Ms Connors was not happy to hear about the recent funding cut to important equipment that would save lives, especially as two men with muscular dystrophy died after a power outage in 2014. They required equipment to breath but their support worker did not wake up during the outage to turn on their generators.

She says that this will not be the only way people with disability will die under all the proposed changes for NDIS.

Executive Director of People With Disabilities WA (PWD WA), Brendan Cullinan, also appeared before the Committee, saying that PWD WA is deeply concerned about the introduction of the independent assessments for NDIS participants.

"It is acknowledged that the system would benefit from having greater consistency, but we believe the introduction of independent assessments would fundamentally alter the individualised and personalised nature of the NDIS with an automated system that would not adequately consider individual need and circumstance," says Mr Cullinan.

"Consultation undertaken by [PWD WA] has highlighted a number of grave concerns with the proposed reforms, including the intent behind the reform with concerns that a desire to cut cost the main motivation for the hurried introduction of the reforms..."

PWD WA is hoping this inquiry will allow for a 'reset', so that the Government can embrace a true co-design process to ensure people with disabilities rights are engaged as equal partners in decisions that affect their lives.

The independent assessments have also been called culturally inappropriate by Aboriginal and Torres Strait Islander disability advocacy groups.

Marninwarntikura Women's Resource Centre and University of Sydney Research Fellow, Dr Lauren Rice, told the inquiry that the proposed independent assessment model will only serve to widen the inequity for Aboriginal and Torres Strait Islander people and is not culturally appropriate for use in Aboriginal communities.

The NDIA responded to the submissions made to the 23 April inquiry to reassure participants, their families and carers.

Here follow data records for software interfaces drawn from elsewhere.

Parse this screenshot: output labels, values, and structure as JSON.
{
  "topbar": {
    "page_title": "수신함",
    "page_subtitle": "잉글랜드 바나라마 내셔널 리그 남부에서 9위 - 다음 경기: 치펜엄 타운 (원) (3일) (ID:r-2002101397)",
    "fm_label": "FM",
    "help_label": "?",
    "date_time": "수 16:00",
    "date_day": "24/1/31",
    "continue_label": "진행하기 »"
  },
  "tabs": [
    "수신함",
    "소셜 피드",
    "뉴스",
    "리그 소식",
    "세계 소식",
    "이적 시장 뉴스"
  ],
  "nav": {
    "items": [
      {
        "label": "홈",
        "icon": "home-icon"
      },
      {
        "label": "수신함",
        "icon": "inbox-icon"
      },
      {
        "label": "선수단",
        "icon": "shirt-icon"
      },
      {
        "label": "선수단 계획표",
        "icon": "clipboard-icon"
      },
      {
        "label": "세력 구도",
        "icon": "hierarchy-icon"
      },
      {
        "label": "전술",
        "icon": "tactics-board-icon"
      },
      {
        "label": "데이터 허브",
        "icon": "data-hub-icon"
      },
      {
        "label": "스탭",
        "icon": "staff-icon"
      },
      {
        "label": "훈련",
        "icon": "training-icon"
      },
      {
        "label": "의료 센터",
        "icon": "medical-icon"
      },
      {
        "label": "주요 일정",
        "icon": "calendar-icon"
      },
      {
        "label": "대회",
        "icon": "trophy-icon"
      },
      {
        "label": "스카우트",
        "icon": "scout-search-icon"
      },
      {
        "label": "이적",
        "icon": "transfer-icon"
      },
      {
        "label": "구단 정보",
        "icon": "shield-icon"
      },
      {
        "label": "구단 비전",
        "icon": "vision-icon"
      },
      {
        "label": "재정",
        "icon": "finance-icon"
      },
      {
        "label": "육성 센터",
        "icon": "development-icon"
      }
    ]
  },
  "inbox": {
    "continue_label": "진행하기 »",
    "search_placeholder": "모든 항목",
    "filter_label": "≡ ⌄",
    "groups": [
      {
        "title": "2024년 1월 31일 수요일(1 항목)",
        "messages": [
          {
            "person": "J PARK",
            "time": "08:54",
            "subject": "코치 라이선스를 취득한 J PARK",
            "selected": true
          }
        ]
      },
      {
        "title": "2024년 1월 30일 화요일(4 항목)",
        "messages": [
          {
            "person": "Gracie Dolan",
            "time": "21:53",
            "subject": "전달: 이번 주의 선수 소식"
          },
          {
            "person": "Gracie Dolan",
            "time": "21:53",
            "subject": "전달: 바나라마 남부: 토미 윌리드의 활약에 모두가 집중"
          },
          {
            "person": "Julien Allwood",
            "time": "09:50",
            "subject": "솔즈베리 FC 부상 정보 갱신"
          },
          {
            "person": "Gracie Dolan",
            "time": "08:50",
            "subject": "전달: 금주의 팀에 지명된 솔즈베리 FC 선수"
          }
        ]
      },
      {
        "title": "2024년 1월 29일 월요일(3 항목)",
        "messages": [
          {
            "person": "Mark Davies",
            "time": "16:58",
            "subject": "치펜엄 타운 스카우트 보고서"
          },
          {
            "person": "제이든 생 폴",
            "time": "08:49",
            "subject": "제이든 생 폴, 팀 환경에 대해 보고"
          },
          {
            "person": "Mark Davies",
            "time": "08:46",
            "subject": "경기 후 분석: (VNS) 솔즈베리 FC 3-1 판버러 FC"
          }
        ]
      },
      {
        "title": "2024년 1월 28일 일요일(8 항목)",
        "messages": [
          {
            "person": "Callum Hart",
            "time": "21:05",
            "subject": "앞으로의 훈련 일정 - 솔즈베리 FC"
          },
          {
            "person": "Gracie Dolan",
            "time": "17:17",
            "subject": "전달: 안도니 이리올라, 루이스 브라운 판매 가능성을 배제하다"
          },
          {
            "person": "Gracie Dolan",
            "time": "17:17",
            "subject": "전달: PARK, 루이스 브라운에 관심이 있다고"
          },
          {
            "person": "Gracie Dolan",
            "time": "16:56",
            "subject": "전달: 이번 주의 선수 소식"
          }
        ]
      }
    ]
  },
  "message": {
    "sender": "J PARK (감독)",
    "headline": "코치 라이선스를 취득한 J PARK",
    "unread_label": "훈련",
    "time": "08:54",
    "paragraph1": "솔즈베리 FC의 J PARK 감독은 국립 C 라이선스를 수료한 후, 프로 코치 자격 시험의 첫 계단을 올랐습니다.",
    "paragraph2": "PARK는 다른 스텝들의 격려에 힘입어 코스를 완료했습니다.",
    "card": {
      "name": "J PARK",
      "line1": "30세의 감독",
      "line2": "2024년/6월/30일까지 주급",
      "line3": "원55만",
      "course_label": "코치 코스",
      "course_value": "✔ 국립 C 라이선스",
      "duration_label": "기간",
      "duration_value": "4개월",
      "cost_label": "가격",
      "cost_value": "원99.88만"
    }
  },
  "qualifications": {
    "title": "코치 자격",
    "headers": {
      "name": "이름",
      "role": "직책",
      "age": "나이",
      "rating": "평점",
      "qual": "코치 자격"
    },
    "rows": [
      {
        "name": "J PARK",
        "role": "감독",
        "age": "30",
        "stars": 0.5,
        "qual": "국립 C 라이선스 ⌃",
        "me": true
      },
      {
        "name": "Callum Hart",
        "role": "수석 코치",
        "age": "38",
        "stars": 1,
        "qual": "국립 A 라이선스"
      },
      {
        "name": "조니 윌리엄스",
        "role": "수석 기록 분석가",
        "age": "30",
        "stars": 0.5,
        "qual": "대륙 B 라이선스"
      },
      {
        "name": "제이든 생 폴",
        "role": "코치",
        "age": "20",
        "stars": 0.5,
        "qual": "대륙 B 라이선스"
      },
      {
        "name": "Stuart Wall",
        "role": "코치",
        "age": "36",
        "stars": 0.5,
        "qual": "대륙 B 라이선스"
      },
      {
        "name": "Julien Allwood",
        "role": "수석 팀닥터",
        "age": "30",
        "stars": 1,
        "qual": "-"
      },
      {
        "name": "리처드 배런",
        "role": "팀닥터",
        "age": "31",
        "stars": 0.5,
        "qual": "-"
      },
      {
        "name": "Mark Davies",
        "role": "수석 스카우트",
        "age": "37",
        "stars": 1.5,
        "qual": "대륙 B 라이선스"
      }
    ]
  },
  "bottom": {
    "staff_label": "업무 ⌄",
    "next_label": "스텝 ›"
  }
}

They stated that while they respect and welcome discussion around the changes to the NDIS, they want to address any misinformation or incorrect statements.

Some of the areas they touched on include:

  • No proposed caps for individual plans and eligibility criteria will not change under independent assessments

  • Independent assessments will not determine a participant's specific supports but help develop an overall personalised budget, not access and planning decisions

  • No directive for assessments to reduce individual participant plans. A plan will go up and down depending on capacity and circumstances

  • The right for people to seek a review of NDIS access and planning decisions does not change

  • No time limit on assessments and they may be conducted over one or more days

  • The recommended tools meet certain criteria, are focused on functionality and are disability neutral

The NDIA also states that the independent assessments are based on recommendations from reviews and inquiries, like the 2019 Tune Review.

Ms Connors says that the independence of the Tune Review has now been brought into question after reports that the Review was amended by public servants to be in favour of independent reviews.

"These [reports and reviews] are being used as conveniences and it is misinformation, it is not based on fact," says Ms Connor.

"...Depriving people of care and support is cruel and unusual treatment, and this should be immediately discontinued, including the trials."